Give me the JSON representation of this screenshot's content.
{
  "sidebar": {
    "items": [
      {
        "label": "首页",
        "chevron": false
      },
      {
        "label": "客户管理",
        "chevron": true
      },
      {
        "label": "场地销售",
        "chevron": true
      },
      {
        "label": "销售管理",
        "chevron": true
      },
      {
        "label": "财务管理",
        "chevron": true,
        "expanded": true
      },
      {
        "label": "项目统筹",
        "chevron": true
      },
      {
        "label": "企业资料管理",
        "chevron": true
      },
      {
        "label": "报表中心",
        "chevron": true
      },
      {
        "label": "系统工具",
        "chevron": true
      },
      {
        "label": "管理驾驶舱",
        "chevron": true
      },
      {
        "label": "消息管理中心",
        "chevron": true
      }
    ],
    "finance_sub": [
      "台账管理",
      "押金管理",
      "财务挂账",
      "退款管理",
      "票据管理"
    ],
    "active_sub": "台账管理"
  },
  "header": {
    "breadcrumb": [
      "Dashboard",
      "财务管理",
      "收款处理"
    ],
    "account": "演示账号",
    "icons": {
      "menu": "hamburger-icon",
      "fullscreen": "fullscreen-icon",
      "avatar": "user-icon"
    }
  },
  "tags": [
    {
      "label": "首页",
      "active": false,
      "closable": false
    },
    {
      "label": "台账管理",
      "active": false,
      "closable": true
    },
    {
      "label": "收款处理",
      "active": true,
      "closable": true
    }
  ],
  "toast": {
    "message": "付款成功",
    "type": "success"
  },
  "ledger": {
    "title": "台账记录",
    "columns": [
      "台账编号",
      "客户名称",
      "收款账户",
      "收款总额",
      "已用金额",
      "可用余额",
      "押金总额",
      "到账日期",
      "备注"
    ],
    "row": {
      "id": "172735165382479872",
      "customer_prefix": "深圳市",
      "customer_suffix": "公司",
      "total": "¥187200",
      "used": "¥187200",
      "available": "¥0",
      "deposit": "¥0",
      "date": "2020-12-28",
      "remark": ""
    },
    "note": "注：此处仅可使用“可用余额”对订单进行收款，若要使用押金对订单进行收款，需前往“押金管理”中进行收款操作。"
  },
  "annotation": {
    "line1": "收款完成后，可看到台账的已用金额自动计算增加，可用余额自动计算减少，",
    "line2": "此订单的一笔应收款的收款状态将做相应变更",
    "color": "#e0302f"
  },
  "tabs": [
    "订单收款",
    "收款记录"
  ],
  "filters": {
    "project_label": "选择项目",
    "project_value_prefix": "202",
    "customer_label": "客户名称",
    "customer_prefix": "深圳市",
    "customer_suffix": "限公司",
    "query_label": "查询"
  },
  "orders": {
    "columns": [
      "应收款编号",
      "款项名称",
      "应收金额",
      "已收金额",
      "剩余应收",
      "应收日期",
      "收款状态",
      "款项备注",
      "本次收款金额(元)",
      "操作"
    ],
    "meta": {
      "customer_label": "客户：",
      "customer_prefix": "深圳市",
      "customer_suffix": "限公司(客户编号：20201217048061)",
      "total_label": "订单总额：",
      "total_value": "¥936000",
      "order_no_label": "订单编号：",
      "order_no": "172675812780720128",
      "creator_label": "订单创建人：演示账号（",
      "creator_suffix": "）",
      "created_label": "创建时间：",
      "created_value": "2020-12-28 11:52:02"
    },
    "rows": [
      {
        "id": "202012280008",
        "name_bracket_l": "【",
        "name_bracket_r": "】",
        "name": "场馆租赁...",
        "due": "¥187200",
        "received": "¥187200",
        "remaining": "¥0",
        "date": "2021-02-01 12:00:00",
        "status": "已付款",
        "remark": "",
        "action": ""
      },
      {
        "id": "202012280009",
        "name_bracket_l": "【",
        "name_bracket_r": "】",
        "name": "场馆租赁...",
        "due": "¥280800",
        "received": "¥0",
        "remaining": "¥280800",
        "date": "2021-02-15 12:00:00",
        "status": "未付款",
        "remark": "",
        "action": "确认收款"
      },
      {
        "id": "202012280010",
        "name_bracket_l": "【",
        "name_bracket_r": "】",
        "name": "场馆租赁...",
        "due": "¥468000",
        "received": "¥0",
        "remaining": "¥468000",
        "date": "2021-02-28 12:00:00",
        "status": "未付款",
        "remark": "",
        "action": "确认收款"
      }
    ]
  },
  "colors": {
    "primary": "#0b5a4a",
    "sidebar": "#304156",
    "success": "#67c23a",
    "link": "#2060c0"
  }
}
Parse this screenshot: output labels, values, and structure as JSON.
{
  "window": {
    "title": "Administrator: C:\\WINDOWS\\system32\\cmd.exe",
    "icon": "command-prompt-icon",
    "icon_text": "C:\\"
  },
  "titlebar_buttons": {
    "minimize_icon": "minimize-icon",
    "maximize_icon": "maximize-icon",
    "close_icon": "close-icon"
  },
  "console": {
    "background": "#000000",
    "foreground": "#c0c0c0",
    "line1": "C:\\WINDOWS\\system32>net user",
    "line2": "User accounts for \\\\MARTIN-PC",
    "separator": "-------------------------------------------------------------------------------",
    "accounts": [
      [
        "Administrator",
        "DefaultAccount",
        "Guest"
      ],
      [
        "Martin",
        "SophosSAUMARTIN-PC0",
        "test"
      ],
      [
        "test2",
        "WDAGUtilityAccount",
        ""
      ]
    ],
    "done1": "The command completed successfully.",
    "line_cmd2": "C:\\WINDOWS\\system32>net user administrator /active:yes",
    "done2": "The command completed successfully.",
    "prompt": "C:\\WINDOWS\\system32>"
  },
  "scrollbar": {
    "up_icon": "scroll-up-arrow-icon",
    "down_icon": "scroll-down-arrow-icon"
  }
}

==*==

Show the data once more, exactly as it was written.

OUTPUT FOR THIS TASK
Give me the JSON representation of this screenshot's content.
{
  "sidebar": {
    "items": [
      {
        "label": "首页",
        "chevron": false
      },
      {
        "label": "客户管理",
        "chevron": true
      },
      {
        "label": "场地销售",
        "chevron": true
      },
      {
        "label": "销售管理",
        "chevron": true
      },
      {
        "label": "财务管理",
        "chevron": true,
        "expanded": true
      },
      {
        "label": "项目统筹",
        "chevron": true
      },
      {
        "label": "企业资料管理",
        "chevron": true
      },
      {
        "label": "报表中心",
        "chevron": true
      },
      {
        "label": "系统工具",
        "chevron": true
      },
      {
        "label": "管理驾驶舱",
        "chevron": true
      },
      {
        "label": "消息管理中心",
        "chevron": true
      }
    ],
    "finance_sub": [
      "台账管理",
      "押金管理",
      "财务挂账",
      "退款管理",
      "票据管理"
    ],
    "active_sub": "台账管理"
  },
  "header": {
    "breadcrumb": [
      "Dashboard",
      "财务管理",
      "收款处理"
    ],
    "account": "演示账号",
    "icons": {
      "menu": "hamburger-icon",
      "fullscreen": "fullscreen-icon",
      "avatar": "user-icon"
    }
  },
  "tags": [
    {
      "label": "首页",
      "active": false,
      "closable": false
    },
    {
      "label": "台账管理",
      "active": false,
      "closable": true
    },
    {
      "label": "收款处理",
      "active": true,
      "closable": true
    }
  ],
  "toast": {
    "message": "付款成功",
    "type": "success"
  },
  "ledger": {
    "title": "台账记录",
    "columns": [
      "台账编号",
      "客户名称",
      "收款账户",
      "收款总额",
      "已用金额",
      "可用余额",
      "押金总额",
      "到账日期",
      "备注"
    ],
    "row": {
      "id": "172735165382479872",
      "customer_prefix": "深圳市",
      "customer_suffix": "公司",
      "total": "¥187200",
      "used": "¥187200",
      "available": "¥0",
      "deposit": "¥0",
      "date": "2020-12-28",
      "remark": ""
    },
    "note": "注：此处仅可使用“可用余额”对订单进行收款，若要使用押金对订单进行收款，需前往“押金管理”中进行收款操作。"
  },
  "annotation": {
    "line1": "收款完成后，可看到台账的已用金额自动计算增加，可用余额自动计算减少，",
    "line2": "此订单的一笔应收款的收款状态将做相应变更",
    "color": "#e0302f"
  },
  "tabs": [
    "订单收款",
    "收款记录"
  ],
  "filters": {
    "project_label": "选择项目",
    "project_value_prefix": "202",
    "customer_label": "客户名称",
    "customer_prefix": "深圳市",
    "customer_suffix": "限公司",
    "query_label": "查询"
  },
  "orders": {
    "columns": [
      "应收款编号",
      "款项名称",
      "应收金额",
      "已收金额",
      "剩余应收",
      "应收日期",
      "收款状态",
      "款项备注",
      "本次收款金额(元)",
      "操作"
    ],
    "meta": {
      "customer_label": "客户：",
      "customer_prefix": "深圳市",
      "customer_suffix": "限公司(客户编号：20201217048061)",
      "total_label": "订单总额：",
      "total_value": "¥936000",
      "order_no_label": "订单编号：",
      "order_no": "172675812780720128",
      "creator_label": "订单创建人：演示账号（",
      "creator_suffix": "）",
      "created_label": "创建时间：",
      "created_value": "2020-12-28 11:52:02"
    },
    "rows": [
      {
        "id": "202012280008",
        "name_bracket_l": "【",
        "name_bracket_r": "】",
        "name": "场馆租赁...",
        "due": "¥187200",
        "received": "¥187200",
        "remaining": "¥0",
        "date": "2021-02-01 12:00:00",
        "status": "已付款",
        "remark": "",
        "action": ""
      },
      {
        "id": "202012280009",
        "name_bracket_l": "【",
        "name_bracket_r": "】",
        "name": "场馆租赁...",
        "due": "¥280800",
        "received": "¥0",
        "remaining": "¥280800",
        "date": "2021-02-15 12:00:00",
        "status": "未付款",
        "remark": "",
        "action": "确认收款"
      },
      {
        "id": "202012280010",
        "name_bracket_l": "【",
        "name_bracket_r": "】",
        "name": "场馆租赁...",
        "due": "¥468000",
        "received": "¥0",
        "remaining": "¥468000",
        "date": "2021-02-28 12:00:00",
        "status": "未付款",
        "remark": "",
        "action": "确认收款"
      }
    ]
  },
  "colors": {
    "primary": "#0b5a4a",
    "sidebar": "#304156",
    "success": "#67c23a",
    "link": "#2060c0"
  }
}
Parse this screenshot: output labels, values, and structure as JSON.
{
  "window": {
    "title": "Administrator: C:\\WINDOWS\\system32\\cmd.exe",
    "icon": "command-prompt-icon",
    "icon_text": "C:\\"
  },
  "titlebar_buttons": {
    "minimize_icon": "minimize-icon",
    "maximize_icon": "maximize-icon",
    "close_icon": "close-icon"
  },
  "console": {
    "background": "#000000",
    "foreground": "#c0c0c0",
    "line1": "C:\\WINDOWS\\system32>net user",
    "line2": "User accounts for \\\\MARTIN-PC",
    "separator": "-------------------------------------------------------------------------------",
    "accounts": [
      [
        "Administrator",
        "DefaultAccount",
        "Guest"
      ],
      [
        "Martin",
        "SophosSAUMARTIN-PC0",
        "test"
      ],
      [
        "test2",
        "WDAGUtilityAccount",
        ""
      ]
    ],
    "done1": "The command completed successfully.",
    "line_cmd2": "C:\\WINDOWS\\system32>net user administrator /active:yes",
    "done2": "The command completed successfully.",
    "prompt": "C:\\WINDOWS\\system32>"
  },
  "scrollbar": {
    "up_icon": "scroll-up-arrow-icon",
    "down_icon": "scroll-down-arrow-icon"
  }
}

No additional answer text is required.